DATASET CONTENT:
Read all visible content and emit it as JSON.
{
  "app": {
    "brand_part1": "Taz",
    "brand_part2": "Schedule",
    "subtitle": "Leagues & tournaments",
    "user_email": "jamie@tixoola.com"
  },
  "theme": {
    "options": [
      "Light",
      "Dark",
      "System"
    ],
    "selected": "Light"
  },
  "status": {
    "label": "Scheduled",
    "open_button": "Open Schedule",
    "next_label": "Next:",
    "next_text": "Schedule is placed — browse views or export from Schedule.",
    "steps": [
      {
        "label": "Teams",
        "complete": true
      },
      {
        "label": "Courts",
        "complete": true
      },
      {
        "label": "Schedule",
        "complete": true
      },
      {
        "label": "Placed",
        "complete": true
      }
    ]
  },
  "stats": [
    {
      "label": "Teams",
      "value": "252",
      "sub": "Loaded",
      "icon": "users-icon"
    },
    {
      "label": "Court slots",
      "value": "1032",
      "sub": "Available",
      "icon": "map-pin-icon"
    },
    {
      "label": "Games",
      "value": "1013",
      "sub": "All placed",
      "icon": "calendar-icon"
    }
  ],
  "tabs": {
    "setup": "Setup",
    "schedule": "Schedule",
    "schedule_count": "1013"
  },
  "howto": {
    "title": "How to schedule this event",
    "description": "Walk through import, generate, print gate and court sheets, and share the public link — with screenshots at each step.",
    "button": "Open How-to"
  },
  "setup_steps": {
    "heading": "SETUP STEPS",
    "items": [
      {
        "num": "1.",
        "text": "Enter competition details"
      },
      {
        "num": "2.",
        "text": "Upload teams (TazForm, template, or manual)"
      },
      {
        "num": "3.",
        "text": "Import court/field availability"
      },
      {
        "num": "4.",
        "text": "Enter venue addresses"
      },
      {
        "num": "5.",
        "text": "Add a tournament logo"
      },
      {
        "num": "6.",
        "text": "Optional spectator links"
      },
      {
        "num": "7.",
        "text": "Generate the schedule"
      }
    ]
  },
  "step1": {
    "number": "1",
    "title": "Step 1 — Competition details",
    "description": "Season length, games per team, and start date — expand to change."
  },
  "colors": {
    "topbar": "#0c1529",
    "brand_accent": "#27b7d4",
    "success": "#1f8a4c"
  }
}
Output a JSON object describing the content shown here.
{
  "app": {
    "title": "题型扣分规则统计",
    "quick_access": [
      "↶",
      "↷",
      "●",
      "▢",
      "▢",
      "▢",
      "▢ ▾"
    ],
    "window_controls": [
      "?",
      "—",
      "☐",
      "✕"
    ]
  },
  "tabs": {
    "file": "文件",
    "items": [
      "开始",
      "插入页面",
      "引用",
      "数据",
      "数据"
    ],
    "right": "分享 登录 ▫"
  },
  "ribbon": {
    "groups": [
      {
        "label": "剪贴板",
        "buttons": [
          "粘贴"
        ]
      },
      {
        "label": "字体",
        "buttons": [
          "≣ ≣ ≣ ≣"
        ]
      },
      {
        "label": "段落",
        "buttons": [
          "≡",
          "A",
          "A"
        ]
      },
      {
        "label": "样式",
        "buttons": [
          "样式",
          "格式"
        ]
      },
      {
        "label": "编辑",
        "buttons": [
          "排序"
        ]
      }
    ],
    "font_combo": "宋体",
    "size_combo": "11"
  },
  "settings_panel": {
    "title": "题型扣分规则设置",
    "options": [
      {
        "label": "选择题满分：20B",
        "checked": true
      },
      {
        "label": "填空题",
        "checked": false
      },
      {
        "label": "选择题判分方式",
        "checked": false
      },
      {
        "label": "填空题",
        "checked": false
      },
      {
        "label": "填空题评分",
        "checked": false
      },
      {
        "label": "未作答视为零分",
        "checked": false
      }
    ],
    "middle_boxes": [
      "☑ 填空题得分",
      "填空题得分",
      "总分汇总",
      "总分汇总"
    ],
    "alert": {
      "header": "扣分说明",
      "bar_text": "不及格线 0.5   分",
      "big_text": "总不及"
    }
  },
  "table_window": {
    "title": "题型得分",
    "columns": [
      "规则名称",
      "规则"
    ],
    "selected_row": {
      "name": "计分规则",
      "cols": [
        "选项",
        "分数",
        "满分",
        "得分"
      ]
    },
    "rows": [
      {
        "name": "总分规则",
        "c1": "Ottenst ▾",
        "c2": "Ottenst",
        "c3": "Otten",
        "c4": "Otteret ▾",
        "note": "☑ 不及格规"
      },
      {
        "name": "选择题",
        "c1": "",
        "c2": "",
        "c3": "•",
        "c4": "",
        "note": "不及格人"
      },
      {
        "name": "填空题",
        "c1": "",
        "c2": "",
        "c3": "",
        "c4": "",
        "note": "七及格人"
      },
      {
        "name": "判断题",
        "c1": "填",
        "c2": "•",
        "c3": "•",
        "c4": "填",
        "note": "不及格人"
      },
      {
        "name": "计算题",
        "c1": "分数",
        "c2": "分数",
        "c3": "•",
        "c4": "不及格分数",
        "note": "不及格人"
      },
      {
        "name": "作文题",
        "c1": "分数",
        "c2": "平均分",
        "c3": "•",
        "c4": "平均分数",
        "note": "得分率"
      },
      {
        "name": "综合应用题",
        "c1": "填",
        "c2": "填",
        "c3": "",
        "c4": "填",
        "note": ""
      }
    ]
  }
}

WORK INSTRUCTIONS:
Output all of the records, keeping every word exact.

PROBLEM SOLUTION:
Read all visible content and emit it as JSON.
{
  "app": {
    "brand_part1": "Taz",
    "brand_part2": "Schedule",
    "subtitle": "Leagues & tournaments",
    "user_email": "jamie@tixoola.com"
  },
  "theme": {
    "options": [
      "Light",
      "Dark",
      "System"
    ],
    "selected": "Light"
  },
  "status": {
    "label": "Scheduled",
    "open_button": "Open Schedule",
    "next_label": "Next:",
    "next_text": "Schedule is placed — browse views or export from Schedule.",
    "steps": [
      {
        "label": "Teams",
        "complete": true
      },
      {
        "label": "Courts",
        "complete": true
      },
      {
        "label": "Schedule",
        "complete": true
      },
      {
        "label": "Placed",
        "complete": true
      }
    ]
  },
  "stats": [
    {
      "label": "Teams",
      "value": "252",
      "sub": "Loaded",
      "icon": "users-icon"
    },
    {
      "label": "Court slots",
      "value": "1032",
      "sub": "Available",
      "icon": "map-pin-icon"
    },
    {
      "label": "Games",
      "value": "1013",
      "sub": "All placed",
      "icon": "calendar-icon"
    }
  ],
  "tabs": {
    "setup": "Setup",
    "schedule": "Schedule",
    "schedule_count": "1013"
  },
  "howto": {
    "title": "How to schedule this event",
    "description": "Walk through import, generate, print gate and court sheets, and share the public link — with screenshots at each step.",
    "button": "Open How-to"
  },
  "setup_steps": {
    "heading": "SETUP STEPS",
    "items": [
      {
        "num": "1.",
        "text": "Enter competition details"
      },
      {
        "num": "2.",
        "text": "Upload teams (TazForm, template, or manual)"
      },
      {
        "num": "3.",
        "text": "Import court/field availability"
      },
      {
        "num": "4.",
        "text": "Enter venue addresses"
      },
      {
        "num": "5.",
        "text": "Add a tournament logo"
      },
      {
        "num": "6.",
        "text": "Optional spectator links"
      },
      {
        "num": "7.",
        "text": "Generate the schedule"
      }
    ]
  },
  "step1": {
    "number": "1",
    "title": "Step 1 — Competition details",
    "description": "Season length, games per team, and start date — expand to change."
  },
  "colors": {
    "topbar": "#0c1529",
    "brand_accent": "#27b7d4",
    "success": "#1f8a4c"
  }
}
Output a JSON object describing the content shown here.
{
  "app": {
    "title": "题型扣分规则统计",
    "quick_access": [
      "↶",
      "↷",
      "●",
      "▢",
      "▢",
      "▢",
      "▢ ▾"
    ],
    "window_controls": [
      "?",
      "—",
      "☐",
      "✕"
    ]
  },
  "tabs": {
    "file": "文件",
    "items": [
      "开始",
      "插入页面",
      "引用",
      "数据",
      "数据"
    ],
    "right": "分享 登录 ▫"
  },
  "ribbon": {
    "groups": [
      {
        "label": "剪贴板",
        "buttons": [
          "粘贴"
        ]
      },
      {
        "label": "字体",
        "buttons": [
          "≣ ≣ ≣ ≣"
        ]
      },
      {
        "label": "段落",
        "buttons": [
          "≡",
          "A",
          "A"
        ]
      },
      {
        "label": "样式",
        "buttons": [
          "样式",
          "格式"
        ]
      },
      {
        "label": "编辑",
        "buttons": [
          "排序"
        ]
      }
    ],
    "font_combo": "宋体",
    "size_combo": "11"
  },
  "settings_panel": {
    "title": "题型扣分规则设置",
    "options": [
      {
        "label": "选择题满分：20B",
        "checked": true
      },
      {
        "label": "填空题",
        "checked": false
      },
      {
        "label": "选择题判分方式",
        "checked": false
      },
      {
        "label": "填空题",
        "checked": false
      },
      {
        "label": "填空题评分",
        "checked": false
      },
      {
        "label": "未作答视为零分",
        "checked": false
      }
    ],
    "middle_boxes": [
      "☑ 填空题得分",
      "填空题得分",
      "总分汇总",
      "总分汇总"
    ],
    "alert": {
      "header": "扣分说明",
      "bar_text": "不及格线 0.5   分",
      "big_text": "总不及"
    }
  },
  "table_window": {
    "title": "题型得分",
    "columns": [
      "规则名称",
      "规则"
    ],
    "selected_row": {
      "name": "计分规则",
      "cols": [
        "选项",
        "分数",
        "满分",
        "得分"
      ]
    },
    "rows": [
      {
        "name": "总分规则",
        "c1": "Ottenst ▾",
        "c2": "Ottenst",
        "c3": "Otten",
        "c4": "Otteret ▾",
        "note": "☑ 不及格规"
      },
      {
        "name": "选择题",
        "c1": "",
        "c2": "",
        "c3": "•",
        "c4": "",
        "note": "不及格人"
      },
      {
        "name": "填空题",
        "c1": "",
        "c2": "",
        "c3": "",
        "c4": "",
        "note": "七及格人"
      },
      {
        "name": "判断题",
        "c1": "填",
        "c2": "•",
        "c3": "•",
        "c4": "填",
        "note": "不及格人"
      },
      {
        "name": "计算题",
        "c1": "分数",
        "c2": "分数",
        "c3": "•",
        "c4": "不及格分数",
        "note": "不及格人"
      },
      {
        "name": "作文题",
        "c1": "分数",
        "c2": "平均分",
        "c3": "•",
        "c4": "平均分数",
        "note": "得分率"
      },
      {
        "name": "综合应用题",
        "c1": "填",
        "c2": "填",
        "c3": "",
        "c4": "填",
        "note": ""
      }
    ]
  }
}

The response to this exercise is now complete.